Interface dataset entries
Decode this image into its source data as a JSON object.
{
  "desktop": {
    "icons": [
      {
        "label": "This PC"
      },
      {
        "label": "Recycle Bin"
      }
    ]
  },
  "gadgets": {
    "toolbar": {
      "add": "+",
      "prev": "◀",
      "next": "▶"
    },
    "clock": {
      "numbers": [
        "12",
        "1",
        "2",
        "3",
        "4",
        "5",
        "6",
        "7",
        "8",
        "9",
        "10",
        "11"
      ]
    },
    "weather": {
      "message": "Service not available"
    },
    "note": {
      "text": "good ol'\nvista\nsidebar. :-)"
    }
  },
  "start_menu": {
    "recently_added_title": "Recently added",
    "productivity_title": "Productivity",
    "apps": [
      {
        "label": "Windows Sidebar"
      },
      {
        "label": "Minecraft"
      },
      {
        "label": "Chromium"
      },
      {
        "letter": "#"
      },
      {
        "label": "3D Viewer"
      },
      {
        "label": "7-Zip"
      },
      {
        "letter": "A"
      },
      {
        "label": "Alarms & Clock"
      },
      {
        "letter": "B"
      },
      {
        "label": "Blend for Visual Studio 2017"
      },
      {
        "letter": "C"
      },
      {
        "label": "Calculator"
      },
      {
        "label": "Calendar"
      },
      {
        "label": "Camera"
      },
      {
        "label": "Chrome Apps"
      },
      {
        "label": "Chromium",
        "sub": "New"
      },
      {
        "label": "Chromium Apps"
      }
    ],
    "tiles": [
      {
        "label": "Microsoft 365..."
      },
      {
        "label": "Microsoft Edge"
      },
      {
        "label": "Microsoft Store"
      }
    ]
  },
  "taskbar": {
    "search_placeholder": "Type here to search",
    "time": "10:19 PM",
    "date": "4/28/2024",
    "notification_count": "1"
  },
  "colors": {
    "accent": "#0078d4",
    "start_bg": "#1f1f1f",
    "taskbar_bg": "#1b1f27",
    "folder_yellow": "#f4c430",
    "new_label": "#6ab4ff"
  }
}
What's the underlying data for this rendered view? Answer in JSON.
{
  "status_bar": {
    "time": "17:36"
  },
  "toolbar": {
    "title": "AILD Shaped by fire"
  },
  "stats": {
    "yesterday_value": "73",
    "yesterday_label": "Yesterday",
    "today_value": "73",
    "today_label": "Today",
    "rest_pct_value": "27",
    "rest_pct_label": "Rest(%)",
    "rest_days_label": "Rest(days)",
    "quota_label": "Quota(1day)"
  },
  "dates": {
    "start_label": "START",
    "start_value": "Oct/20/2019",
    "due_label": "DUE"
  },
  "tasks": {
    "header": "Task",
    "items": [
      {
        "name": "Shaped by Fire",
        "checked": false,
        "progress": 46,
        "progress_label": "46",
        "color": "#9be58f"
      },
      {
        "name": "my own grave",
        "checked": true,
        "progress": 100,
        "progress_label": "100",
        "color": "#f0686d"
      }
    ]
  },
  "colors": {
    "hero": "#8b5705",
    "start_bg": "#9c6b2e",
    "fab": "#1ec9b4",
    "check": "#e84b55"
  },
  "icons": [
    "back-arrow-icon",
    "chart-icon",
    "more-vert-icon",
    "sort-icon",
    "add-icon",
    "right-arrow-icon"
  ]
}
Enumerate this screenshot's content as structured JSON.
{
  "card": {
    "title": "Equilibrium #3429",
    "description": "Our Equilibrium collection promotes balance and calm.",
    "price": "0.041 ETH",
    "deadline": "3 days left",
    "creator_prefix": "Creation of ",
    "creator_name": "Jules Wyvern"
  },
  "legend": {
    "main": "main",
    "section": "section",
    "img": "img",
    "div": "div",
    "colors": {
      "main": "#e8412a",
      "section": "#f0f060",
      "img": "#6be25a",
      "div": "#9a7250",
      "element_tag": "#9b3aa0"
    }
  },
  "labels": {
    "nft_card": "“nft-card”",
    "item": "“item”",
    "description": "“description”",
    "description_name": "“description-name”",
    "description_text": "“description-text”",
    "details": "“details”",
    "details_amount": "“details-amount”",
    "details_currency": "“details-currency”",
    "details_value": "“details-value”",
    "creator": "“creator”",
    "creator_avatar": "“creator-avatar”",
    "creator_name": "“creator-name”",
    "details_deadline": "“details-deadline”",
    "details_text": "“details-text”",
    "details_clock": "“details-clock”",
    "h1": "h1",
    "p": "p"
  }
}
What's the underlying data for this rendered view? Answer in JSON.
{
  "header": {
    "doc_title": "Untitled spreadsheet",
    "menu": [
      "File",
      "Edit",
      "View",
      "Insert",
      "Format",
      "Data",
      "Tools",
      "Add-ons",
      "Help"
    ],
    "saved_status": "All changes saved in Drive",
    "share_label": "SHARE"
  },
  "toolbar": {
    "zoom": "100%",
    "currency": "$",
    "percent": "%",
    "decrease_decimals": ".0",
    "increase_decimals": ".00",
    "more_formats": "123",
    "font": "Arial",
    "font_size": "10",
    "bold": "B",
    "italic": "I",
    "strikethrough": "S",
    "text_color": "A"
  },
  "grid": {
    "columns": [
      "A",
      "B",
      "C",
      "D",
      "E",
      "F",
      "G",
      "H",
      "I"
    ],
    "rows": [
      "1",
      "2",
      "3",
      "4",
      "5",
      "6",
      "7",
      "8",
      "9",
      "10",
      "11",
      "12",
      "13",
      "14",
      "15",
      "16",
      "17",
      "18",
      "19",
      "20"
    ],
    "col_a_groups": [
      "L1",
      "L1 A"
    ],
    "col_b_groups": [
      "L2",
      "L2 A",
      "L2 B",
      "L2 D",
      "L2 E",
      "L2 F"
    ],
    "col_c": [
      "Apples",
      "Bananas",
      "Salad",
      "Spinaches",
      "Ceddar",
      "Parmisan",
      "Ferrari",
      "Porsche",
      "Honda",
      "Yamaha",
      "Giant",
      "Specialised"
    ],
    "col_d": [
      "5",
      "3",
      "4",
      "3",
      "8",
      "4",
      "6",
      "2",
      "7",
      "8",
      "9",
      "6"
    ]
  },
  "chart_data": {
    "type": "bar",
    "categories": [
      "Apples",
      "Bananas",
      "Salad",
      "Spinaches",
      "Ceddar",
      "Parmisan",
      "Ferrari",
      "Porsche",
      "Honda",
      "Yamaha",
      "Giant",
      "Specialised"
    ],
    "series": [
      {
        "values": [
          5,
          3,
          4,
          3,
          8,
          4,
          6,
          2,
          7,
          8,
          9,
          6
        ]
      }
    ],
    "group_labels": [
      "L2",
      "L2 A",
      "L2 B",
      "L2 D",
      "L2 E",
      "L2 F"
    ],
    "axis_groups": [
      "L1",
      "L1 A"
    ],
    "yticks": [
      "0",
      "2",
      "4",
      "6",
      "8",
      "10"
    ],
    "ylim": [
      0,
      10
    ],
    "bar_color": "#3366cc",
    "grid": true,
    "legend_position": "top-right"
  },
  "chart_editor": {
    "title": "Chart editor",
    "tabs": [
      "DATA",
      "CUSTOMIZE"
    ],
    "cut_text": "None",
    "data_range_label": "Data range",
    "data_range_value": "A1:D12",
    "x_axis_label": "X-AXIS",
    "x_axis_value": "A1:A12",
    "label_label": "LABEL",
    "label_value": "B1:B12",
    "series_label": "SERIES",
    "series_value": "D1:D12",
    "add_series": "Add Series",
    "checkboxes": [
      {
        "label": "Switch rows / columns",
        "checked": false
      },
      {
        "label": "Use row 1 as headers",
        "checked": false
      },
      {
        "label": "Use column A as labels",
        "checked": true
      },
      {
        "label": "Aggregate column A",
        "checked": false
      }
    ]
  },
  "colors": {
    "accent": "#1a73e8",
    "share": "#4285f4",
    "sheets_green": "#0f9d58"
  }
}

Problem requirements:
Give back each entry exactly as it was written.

Completed task:
Decode this image into its source data as a JSON object.
{
  "desktop": {
    "icons": [
      {
        "label": "This PC"
      },
      {
        "label": "Recycle Bin"
      }
    ]
  },
  "gadgets": {
    "toolbar": {
      "add": "+",
      "prev": "◀",
      "next": "▶"
    },
    "clock": {
      "numbers": [
        "12",
        "1",
        "2",
        "3",
        "4",
        "5",
        "6",
        "7",
        "8",
        "9",
        "10",
        "11"
      ]
    },
    "weather": {
      "message": "Service not available"
    },
    "note": {
      "text": "good ol'\nvista\nsidebar. :-)"
    }
  },
  "start_menu": {
    "recently_added_title": "Recently added",
    "productivity_title": "Productivity",
    "apps": [
      {
        "label": "Windows Sidebar"
      },
      {
        "label": "Minecraft"
      },
      {
        "label": "Chromium"
      },
      {
        "letter": "#"
      },
      {
        "label": "3D Viewer"
      },
      {
        "label": "7-Zip"
      },
      {
        "letter": "A"
      },
      {
        "label": "Alarms & Clock"
      },
      {
        "letter": "B"
      },
      {
        "label": "Blend for Visual Studio 2017"
      },
      {
        "letter": "C"
      },
      {
        "label": "Calculator"
      },
      {
        "label": "Calendar"
      },
      {
        "label": "Camera"
      },
      {
        "label": "Chrome Apps"
      },
      {
        "label": "Chromium",
        "sub": "New"
      },
      {
        "label": "Chromium Apps"
      }
    ],
    "tiles": [
      {
        "label": "Microsoft 365..."
      },
      {
        "label": "Microsoft Edge"
      },
      {
        "label": "Microsoft Store"
      }
    ]
  },
  "taskbar": {
    "search_placeholder": "Type here to search",
    "time": "10:19 PM",
    "date": "4/28/2024",
    "notification_count": "1"
  },
  "colors": {
    "accent": "#0078d4",
    "start_bg": "#1f1f1f",
    "taskbar_bg": "#1b1f27",
    "folder_yellow": "#f4c430",
    "new_label": "#6ab4ff"
  }
}
What's the underlying data for this rendered view? Answer in JSON.
{
  "status_bar": {
    "time": "17:36"
  },
  "toolbar": {
    "title": "AILD Shaped by fire"
  },
  "stats": {
    "yesterday_value": "73",
    "yesterday_label": "Yesterday",
    "today_value": "73",
    "today_label": "Today",
    "rest_pct_value": "27",
    "rest_pct_label": "Rest(%)",
    "rest_days_label": "Rest(days)",
    "quota_label": "Quota(1day)"
  },
  "dates": {
    "start_label": "START",
    "start_value": "Oct/20/2019",
    "due_label": "DUE"
  },
  "tasks": {
    "header": "Task",
    "items": [
      {
        "name": "Shaped by Fire",
        "checked": false,
        "progress": 46,
        "progress_label": "46",
        "color": "#9be58f"
      },
      {
        "name": "my own grave",
        "checked": true,
        "progress": 100,
        "progress_label": "100",
        "color": "#f0686d"
      }
    ]
  },
  "colors": {
    "hero": "#8b5705",
    "start_bg": "#9c6b2e",
    "fab": "#1ec9b4",
    "check": "#e84b55"
  },
  "icons": [
    "back-arrow-icon",
    "chart-icon",
    "more-vert-icon",
    "sort-icon",
    "add-icon",
    "right-arrow-icon"
  ]
}
Enumerate this screenshot's content as structured JSON.
{
  "card": {
    "title": "Equilibrium #3429",
    "description": "Our Equilibrium collection promotes balance and calm.",
    "price": "0.041 ETH",
    "deadline": "3 days left",
    "creator_prefix": "Creation of ",
    "creator_name": "Jules Wyvern"
  },
  "legend": {
    "main": "main",
    "section": "section",
    "img": "img",
    "div": "div",
    "colors": {
      "main": "#e8412a",
      "section": "#f0f060",
      "img": "#6be25a",
      "div": "#9a7250",
      "element_tag": "#9b3aa0"
    }
  },
  "labels": {
    "nft_card": "“nft-card”",
    "item": "“item”",
    "description": "“description”",
    "description_name": "“description-name”",
    "description_text": "“description-text”",
    "details": "“details”",
    "details_amount": "“details-amount”",
    "details_currency": "“details-currency”",
    "details_value": "“details-value”",
    "creator": "“creator”",
    "creator_avatar": "“creator-avatar”",
    "creator_name": "“creator-name”",
    "details_deadline": "“details-deadline”",
    "details_text": "“details-text”",
    "details_clock": "“details-clock”",
    "h1": "h1",
    "p": "p"
  }
}
What's the underlying data for this rendered view? Answer in JSON.
{
  "header": {
    "doc_title": "Untitled spreadsheet",
    "menu": [
      "File",
      "Edit",
      "View",
      "Insert",
      "Format",
      "Data",
      "Tools",
      "Add-ons",
      "Help"
    ],
    "saved_status": "All changes saved in Drive",
    "share_label": "SHARE"
  },
  "toolbar": {
    "zoom": "100%",
    "currency": "$",
    "percent": "%",
    "decrease_decimals": ".0",
    "increase_decimals": ".00",
    "more_formats": "123",
    "font": "Arial",
    "font_size": "10",
    "bold": "B",
    "italic": "I",
    "strikethrough": "S",
    "text_color": "A"
  },
  "grid": {
    "columns": [
      "A",
      "B",
      "C",
      "D",
      "E",
      "F",
      "G",
      "H",
      "I"
    ],
    "rows": [
      "1",
      "2",
      "3",
      "4",
      "5",
      "6",
      "7",
      "8",
      "9",
      "10",
      "11",
      "12",
      "13",
      "14",
      "15",
      "16",
      "17",
      "18",
      "19",
      "20"
    ],
    "col_a_groups": [
      "L1",
      "L1 A"
    ],
    "col_b_groups": [
      "L2",
      "L2 A",
      "L2 B",
      "L2 D",
      "L2 E",
      "L2 F"
    ],
    "col_c": [
      "Apples",
      "Bananas",
      "Salad",
      "Spinaches",
      "Ceddar",
      "Parmisan",
      "Ferrari",
      "Porsche",
      "Honda",
      "Yamaha",
      "Giant",
      "Specialised"
    ],
    "col_d": [
      "5",
      "3",
      "4",
      "3",
      "8",
      "4",
      "6",
      "2",
      "7",
      "8",
      "9",
      "6"
    ]
  },
  "chart_data": {
    "type": "bar",
    "categories": [
      "Apples",
      "Bananas",
      "Salad",
      "Spinaches",
      "Ceddar",
      "Parmisan",
      "Ferrari",
      "Porsche",
      "Honda",
      "Yamaha",
      "Giant",
      "Specialised"
    ],
    "series": [
      {
        "values": [
          5,
          3,
          4,
          3,
          8,
          4,
          6,
          2,
          7,
          8,
          9,
          6
        ]
      }
    ],
    "group_labels": [
      "L2",
      "L2 A",
      "L2 B",
      "L2 D",
      "L2 E",
      "L2 F"
    ],
    "axis_groups": [
      "L1",
      "L1 A"
    ],
    "yticks": [
      "0",
      "2",
      "4",
      "6",
      "8",
      "10"
    ],
    "ylim": [
      0,
      10
    ],
    "bar_color": "#3366cc",
    "grid": true,
    "legend_position": "top-right"
  },
  "chart_editor": {
    "title": "Chart editor",
    "tabs": [
      "DATA",
      "CUSTOMIZE"
    ],
    "cut_text": "None",
    "data_range_label": "Data range",
    "data_range_value": "A1:D12",
    "x_axis_label": "X-AXIS",
    "x_axis_value": "A1:A12",
    "label_label": "LABEL",
    "label_value": "B1:B12",
    "series_label": "SERIES",
    "series_value": "D1:D12",
    "add_series": "Add Series",
    "checkboxes": [
      {
        "label": "Switch rows / columns",
        "checked": false
      },
      {
        "label": "Use row 1 as headers",
        "checked": false
      },
      {
        "label": "Use column A as labels",
        "checked": true
      },
      {
        "label": "Aggregate column A",
        "checked": false
      }
    ]
  },
  "colors": {
    "accent": "#1a73e8",
    "share": "#4285f4",
    "sheets_green": "#0f9d58"
  }
}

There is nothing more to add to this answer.